Records to process:
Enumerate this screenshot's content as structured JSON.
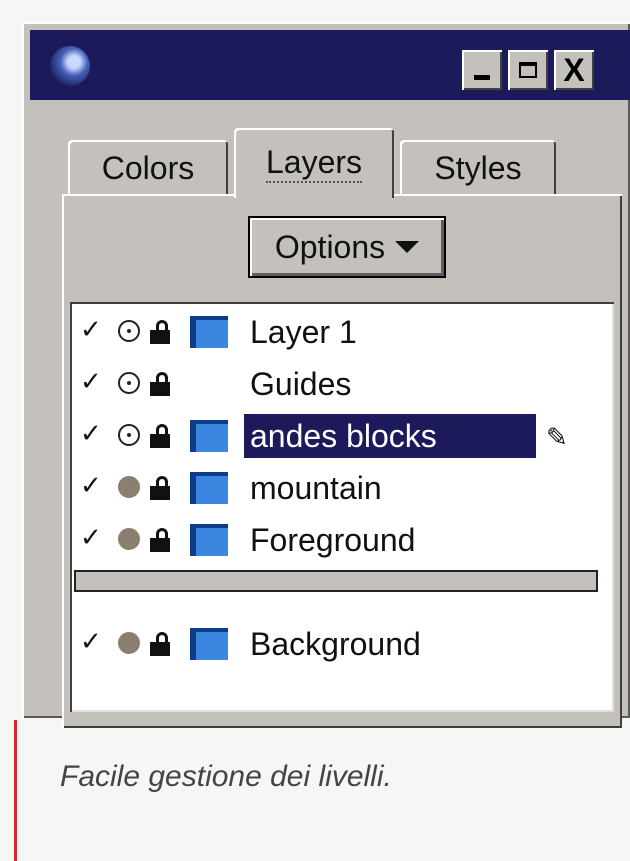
{
  "window": {
    "icon": "app-logo-icon",
    "controls": [
      "minimize-icon",
      "maximize-icon",
      "close-icon"
    ],
    "close_label": "X"
  },
  "tabs": [
    {
      "label": "Colors"
    },
    {
      "label": "Layers",
      "active": true
    },
    {
      "label": "Styles"
    }
  ],
  "options_button": {
    "label": "Options",
    "icon": "chevron-down-icon"
  },
  "layers": [
    {
      "name": "Layer 1",
      "visible": true,
      "eye": "open",
      "locked": false,
      "swatch": true
    },
    {
      "name": "Guides",
      "visible": true,
      "eye": "open",
      "locked": false,
      "swatch": false
    },
    {
      "name": "andes blocks",
      "visible": true,
      "eye": "open",
      "locked": false,
      "swatch": true,
      "selected": true
    },
    {
      "name": "mountain",
      "visible": true,
      "eye": "filled",
      "locked": false,
      "swatch": true
    },
    {
      "name": "Foreground",
      "visible": true,
      "eye": "filled",
      "locked": false,
      "swatch": true
    },
    {
      "name": "Background",
      "visible": true,
      "eye": "filled",
      "locked": false,
      "swatch": true
    }
  ],
  "colors": {
    "titlebar": "#1c1a5a",
    "swatch": "#3a86e0",
    "selection": "#1c1a5a"
  },
  "caption": "Facile gestione dei livelli."
}
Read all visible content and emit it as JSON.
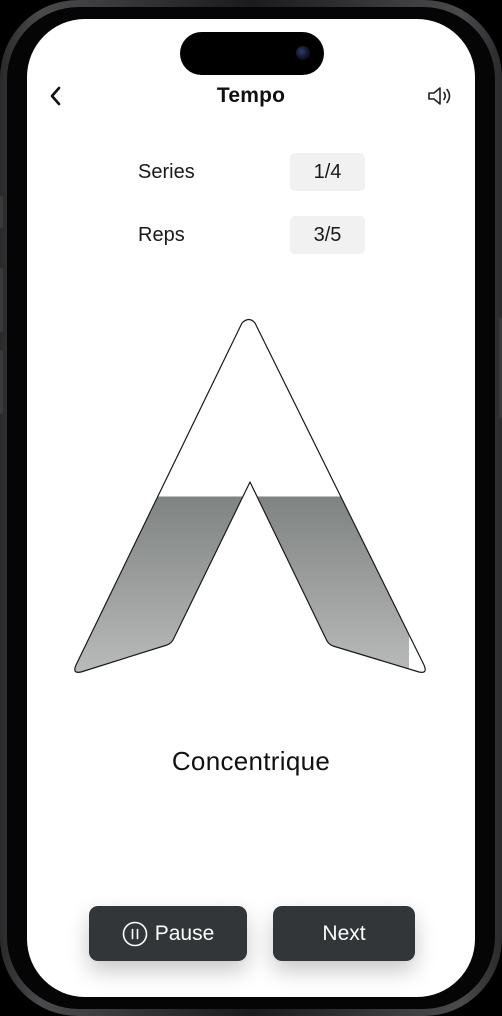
{
  "header": {
    "title": "Tempo",
    "back_icon": "chevron-left-icon",
    "sound_icon": "speaker-icon"
  },
  "stats": {
    "series": {
      "label": "Series",
      "value": "1/4"
    },
    "reps": {
      "label": "Reps",
      "value": "3/5"
    }
  },
  "tempo_indicator": {
    "fill_level": 0.5,
    "fill_color_top": "#7f8382",
    "fill_color_bottom": "#bbbcbc"
  },
  "phase": {
    "label": "Concentrique"
  },
  "controls": {
    "pause_label": "Pause",
    "pause_icon": "pause-circle-icon",
    "next_label": "Next"
  },
  "colors": {
    "button_bg": "#323638",
    "value_chip_bg": "#f1f1f1"
  }
}
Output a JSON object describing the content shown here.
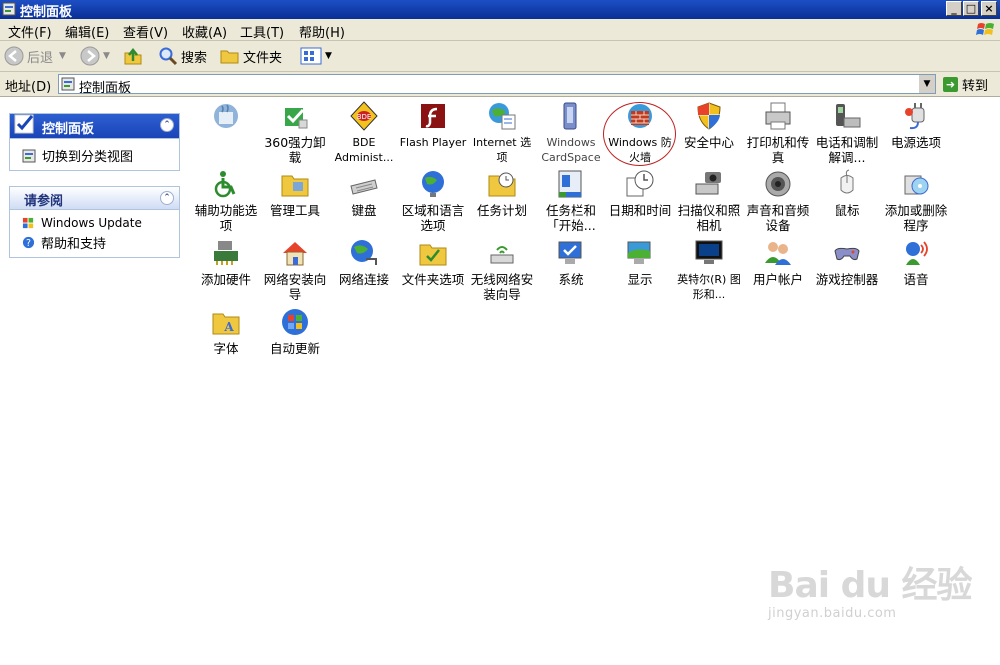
{
  "window": {
    "title": "控制面板"
  },
  "menubar": {
    "items": [
      "文件(F)",
      "编辑(E)",
      "查看(V)",
      "收藏(A)",
      "工具(T)",
      "帮助(H)"
    ]
  },
  "toolbar": {
    "back": "后退",
    "search": "搜索",
    "folders": "文件夹"
  },
  "address": {
    "label": "地址(D)",
    "value": "控制面板",
    "go": "转到"
  },
  "side": {
    "panel1": {
      "title": "控制面板",
      "link": "切换到分类视图"
    },
    "panel2": {
      "title": "请参阅",
      "links": [
        "Windows Update",
        "帮助和支持"
      ]
    }
  },
  "items": [
    {
      "label": ""
    },
    {
      "label": "360强力卸载"
    },
    {
      "label": "BDE Administ..."
    },
    {
      "label": "Flash Player"
    },
    {
      "label": "Internet 选项"
    },
    {
      "label": "Windows CardSpace"
    },
    {
      "label": "Windows 防火墙"
    },
    {
      "label": "安全中心"
    },
    {
      "label": "打印机和传真"
    },
    {
      "label": "电话和调制解调..."
    },
    {
      "label": "电源选项"
    },
    {
      "label": "辅助功能选项"
    },
    {
      "label": "管理工具"
    },
    {
      "label": "键盘"
    },
    {
      "label": "区域和语言选项"
    },
    {
      "label": "任务计划"
    },
    {
      "label": "任务栏和「开始..."
    },
    {
      "label": "日期和时间"
    },
    {
      "label": "扫描仪和照相机"
    },
    {
      "label": "声音和音频设备"
    },
    {
      "label": "鼠标"
    },
    {
      "label": "添加或删除程序"
    },
    {
      "label": "添加硬件"
    },
    {
      "label": "网络安装向导"
    },
    {
      "label": "网络连接"
    },
    {
      "label": "文件夹选项"
    },
    {
      "label": "无线网络安装向导"
    },
    {
      "label": "系统"
    },
    {
      "label": "显示"
    },
    {
      "label": "英特尔(R) 图形和..."
    },
    {
      "label": "用户帐户"
    },
    {
      "label": "游戏控制器"
    },
    {
      "label": "语音"
    },
    {
      "label": "字体"
    },
    {
      "label": "自动更新"
    }
  ],
  "watermark": {
    "brand": "Bai du 经验",
    "url": "jingyan.baidu.com"
  }
}
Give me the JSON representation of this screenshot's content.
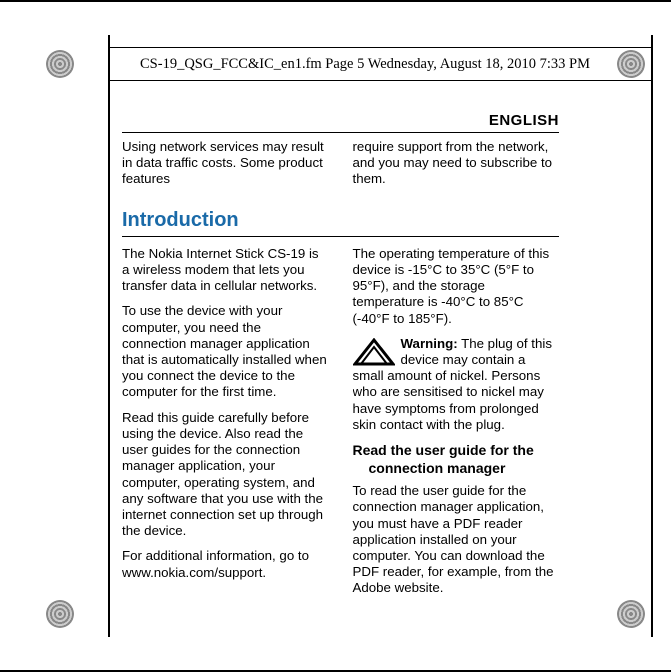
{
  "pageinfo": "CS-19_QSG_FCC&IC_en1.fm  Page 5  Wednesday, August 18, 2010  7:33 PM",
  "header": {
    "language": "ENGLISH"
  },
  "preamble": {
    "col1": "Using network services may result in data traffic costs. Some product features",
    "col2": "require support from the network, and you may need to subscribe to them."
  },
  "section": {
    "title": "Introduction"
  },
  "body": {
    "col1": {
      "p1": "The Nokia Internet Stick CS-19 is a wireless modem that lets you transfer data in cellular networks.",
      "p2": "To use the device with your computer, you need the connection manager application that is automatically installed when you connect the device to the computer for the first time.",
      "p3": "Read this guide carefully before using the device. Also read the user guides for the connection manager application, your computer, operating system, and any software that you use with the internet connection set up through the device.",
      "p4": "For additional information, go to www.nokia.com/support."
    },
    "col2": {
      "p1": "The operating temperature of this device is -15°C to 35°C (5°F to 95°F), and the storage temperature is -40°C to 85°C (-40°F to 185°F).",
      "warning_label": "Warning:",
      "warning_text": " The plug of this device may contain a small amount of nickel. Persons who are sensitised to nickel may have symptoms from prolonged skin contact with the plug.",
      "subheading": "Read the user guide for the connection manager",
      "p3": "To read the user guide for the connection manager application, you must have a PDF reader application installed on your computer. You can download the PDF reader, for example, from the Adobe website."
    }
  },
  "icons": {
    "warning": "warning-triangle-icon"
  }
}
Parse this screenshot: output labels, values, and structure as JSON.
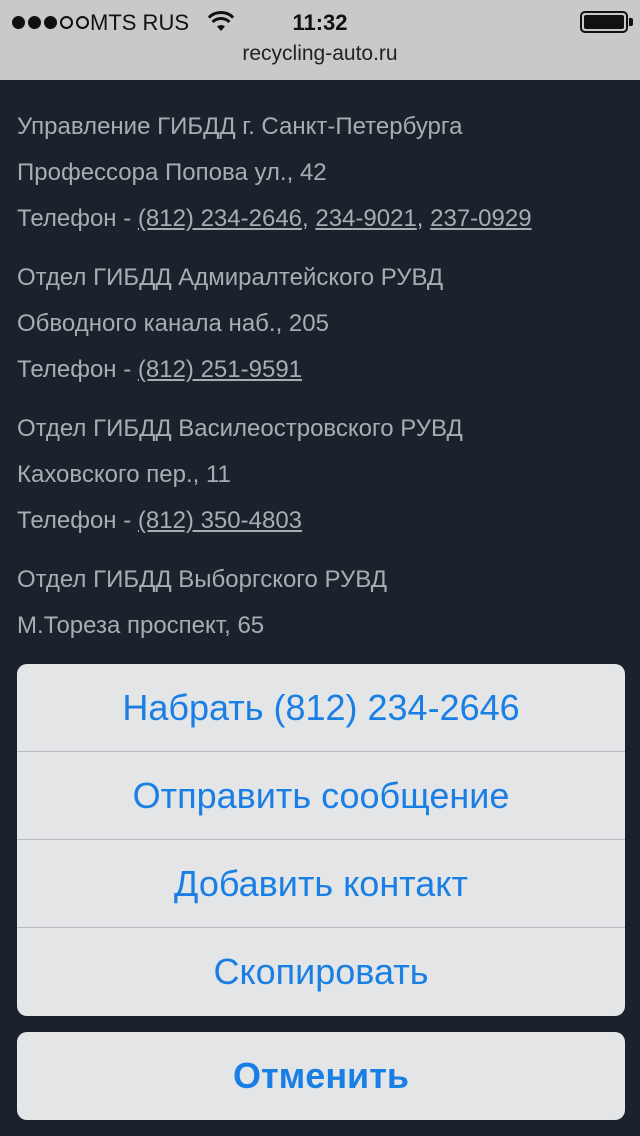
{
  "status_bar": {
    "signal_dots": [
      true,
      true,
      true,
      false,
      false
    ],
    "carrier": "MTS RUS",
    "time": "11:32",
    "url": "recycling-auto.ru",
    "icons": [
      "wifi-icon",
      "battery-icon"
    ]
  },
  "content": {
    "blocks": [
      {
        "name": "Управление ГИБДД г. Санкт-Петербурга",
        "address": "Профессора Попова ул., 42",
        "phone_prefix": "Телефон - ",
        "phones": [
          "(812) 234-2646",
          "234-9021",
          "237-0929"
        ]
      },
      {
        "name": "Отдел ГИБДД Адмиралтейского РУВД",
        "address": "Обводного канала наб., 205",
        "phone_prefix": "Телефон - ",
        "phones": [
          "(812) 251-9591"
        ]
      },
      {
        "name": "Отдел ГИБДД Василеостровского РУВД",
        "address": "Каховского пер., 11",
        "phone_prefix": "Телефон - ",
        "phones": [
          "(812) 350-4803"
        ]
      },
      {
        "name": "Отдел ГИБДД Выборгского РУВД",
        "address": "М.Тореза проспект, 65"
      }
    ]
  },
  "action_sheet": {
    "call": "Набрать (812) 234-2646",
    "message": "Отправить сообщение",
    "add_contact": "Добавить контакт",
    "copy": "Скопировать",
    "cancel": "Отменить"
  },
  "colors": {
    "background": "#1b222c",
    "text": "#a8adb3",
    "accent": "#1a7fe5",
    "sheet": "#e4e5e7"
  }
}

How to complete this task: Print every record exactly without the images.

Answer box:
Enumerate this screenshot's content as structured JSON.
{
  "window": {
    "icon": "app-logo-icon",
    "controls": [
      "minimize-icon",
      "maximize-icon",
      "close-icon"
    ],
    "close_label": "X"
  },
  "tabs": [
    {
      "label": "Colors"
    },
    {
      "label": "Layers",
      "active": true
    },
    {
      "label": "Styles"
    }
  ],
  "options_button": {
    "label": "Options",
    "icon": "chevron-down-icon"
  },
  "layers": [
    {
      "name": "Layer 1",
      "visible": true,
      "eye": "open",
      "locked": false,
      "swatch": true
    },
    {
      "name": "Guides",
      "visible": true,
      "eye": "open",
      "locked": false,
      "swatch": false
    },
    {
      "name": "andes blocks",
      "visible": true,
      "eye": "open",
      "locked": false,
      "swatch": true,
      "selected": true
    },
    {
      "name": "mountain",
      "visible": true,
      "eye": "filled",
      "locked": false,
      "swatch": true
    },
    {
      "name": "Foreground",
      "visible": true,
      "eye": "filled",
      "locked": false,
      "swatch": true
    },
    {
      "name": "Background",
      "visible": true,
      "eye": "filled",
      "locked": false,
      "swatch": true
    }
  ],
  "colors": {
    "titlebar": "#1c1a5a",
    "swatch": "#3a86e0",
    "selection": "#1c1a5a"
  },
  "caption": "Facile gestione dei livelli."
}
Read all visible content and emit it as JSON.
{
  "header": {
    "title": "Tempo",
    "back_icon": "chevron-left-icon",
    "sound_icon": "speaker-icon"
  },
  "stats": {
    "series": {
      "label": "Series",
      "value": "1/4"
    },
    "reps": {
      "label": "Reps",
      "value": "3/5"
    }
  },
  "tempo_indicator": {
    "fill_level": 0.5,
    "fill_color_top": "#7f8382",
    "fill_color_bottom": "#bbbcbc"
  },
  "phase": {
    "label": "Concentrique"
  },
  "controls": {
    "pause_label": "Pause",
    "pause_icon": "pause-circle-icon",
    "next_label": "Next"
  },
  "colors": {
    "button_bg": "#323638",
    "value_chip_bg": "#f1f1f1"
  }
}
Output a JSON object describing the content shown here.
{
  "window": {
    "title": "控制面板"
  },
  "menubar": {
    "items": [
      "文件(F)",
      "编辑(E)",
      "查看(V)",
      "收藏(A)",
      "工具(T)",
      "帮助(H)"
    ]
  },
  "toolbar": {
    "back": "后退",
    "search": "搜索",
    "folders": "文件夹"
  },
  "address": {
    "label": "地址(D)",
    "value": "控制面板",
    "go": "转到"
  },
  "side": {
    "panel1": {
      "title": "控制面板",
      "link": "切换到分类视图"
    },
    "panel2": {
      "title": "请参阅",
      "links": [
        "Windows Update",
        "帮助和支持"
      ]
    }
  },
  "items": [
    {
      "label": ""
    },
    {
      "label": "360强力卸载"
    },
    {
      "label": "BDE Administ..."
    },
    {
      "label": "Flash Player"
    },
    {
      "label": "Internet 选项"
    },
    {
      "label": "Windows CardSpace"
    },
    {
      "label": "Windows 防火墙"
    },
    {
      "label": "安全中心"
    },
    {
      "label": "打印机和传真"
    },
    {
      "label": "电话和调制解调..."
    },
    {
      "label": "电源选项"
    },
    {
      "label": "辅助功能选项"
    },
    {
      "label": "管理工具"
    },
    {
      "label": "键盘"
    },
    {
      "label": "区域和语言选项"
    },
    {
      "label": "任务计划"
    },
    {
      "label": "任务栏和「开始..."
    },
    {
      "label": "日期和时间"
    },
    {
      "label": "扫描仪和照相机"
    },
    {
      "label": "声音和音频设备"
    },
    {
      "label": "鼠标"
    },
    {
      "label": "添加或删除程序"
    },
    {
      "label": "添加硬件"
    },
    {
      "label": "网络安装向导"
    },
    {
      "label": "网络连接"
    },
    {
      "label": "文件夹选项"
    },
    {
      "label": "无线网络安装向导"
    },
    {
      "label": "系统"
    },
    {
      "label": "显示"
    },
    {
      "label": "英特尔(R) 图形和..."
    },
    {
      "label": "用户帐户"
    },
    {
      "label": "游戏控制器"
    },
    {
      "label": "语音"
    },
    {
      "label": "字体"
    },
    {
      "label": "自动更新"
    }
  ],
  "watermark": {
    "brand": "Bai du 经验",
    "url": "jingyan.baidu.com"
  }
}
Give me the JSON representation of this screenshot's content.
{
  "pageinfo": "CS-19_QSG_FCC&IC_en1.fm  Page 5  Wednesday, August 18, 2010  7:33 PM",
  "header": {
    "language": "ENGLISH"
  },
  "preamble": {
    "col1": "Using network services may result in data traffic costs. Some product features",
    "col2": "require support from the network, and you may need to subscribe to them."
  },
  "section": {
    "title": "Introduction"
  },
  "body": {
    "col1": {
      "p1": "The Nokia Internet Stick CS-19 is a wireless modem that lets you transfer data in cellular networks.",
      "p2": "To use the device with your computer, you need the connection manager application that is automatically installed when you connect the device to the computer for the first time.",
      "p3": "Read this guide carefully before using the device. Also read the user guides for the connection manager application, your computer, operating system, and any software that you use with the internet connection set up through the device.",
      "p4": "For additional information, go to www.nokia.com/support."
    },
    "col2": {
      "p1": "The operating temperature of this device is -15°C to 35°C (5°F to 95°F), and the storage temperature is -40°C to 85°C (-40°F to 185°F).",
      "warning_label": "Warning:",
      "warning_text": " The plug of this device may contain a small amount of nickel. Persons who are sensitised to nickel may have symptoms from prolonged skin contact with the plug.",
      "subheading": "Read the user guide for the connection manager",
      "p3": "To read the user guide for the connection manager application, you must have a PDF reader application installed on your computer. You can download the PDF reader, for example, from the Adobe website."
    }
  },
  "icons": {
    "warning": "warning-triangle-icon"
  }
}
Parse this screenshot: output labels, values, and structure as JSON.
{
  "status_bar": {
    "signal_dots": [
      true,
      true,
      true,
      false,
      false
    ],
    "carrier": "MTS RUS",
    "time": "11:32",
    "url": "recycling-auto.ru",
    "icons": [
      "wifi-icon",
      "battery-icon"
    ]
  },
  "content": {
    "blocks": [
      {
        "name": "Управление ГИБДД г. Санкт-Петербурга",
        "address": "Профессора Попова ул., 42",
        "phone_prefix": "Телефон - ",
        "phones": [
          "(812) 234-2646",
          "234-9021",
          "237-0929"
        ]
      },
      {
        "name": "Отдел ГИБДД Адмиралтейского РУВД",
        "address": "Обводного канала наб., 205",
        "phone_prefix": "Телефон - ",
        "phones": [
          "(812) 251-9591"
        ]
      },
      {
        "name": "Отдел ГИБДД Василеостровского РУВД",
        "address": "Каховского пер., 11",
        "phone_prefix": "Телефон - ",
        "phones": [
          "(812) 350-4803"
        ]
      },
      {
        "name": "Отдел ГИБДД Выборгского РУВД",
        "address": "М.Тореза проспект, 65"
      }
    ]
  },
  "action_sheet": {
    "call": "Набрать (812) 234-2646",
    "message": "Отправить сообщение",
    "add_contact": "Добавить контакт",
    "copy": "Скопировать",
    "cancel": "Отменить"
  },
  "colors": {
    "background": "#1b222c",
    "text": "#a8adb3",
    "accent": "#1a7fe5",
    "sheet": "#e4e5e7"
  }
}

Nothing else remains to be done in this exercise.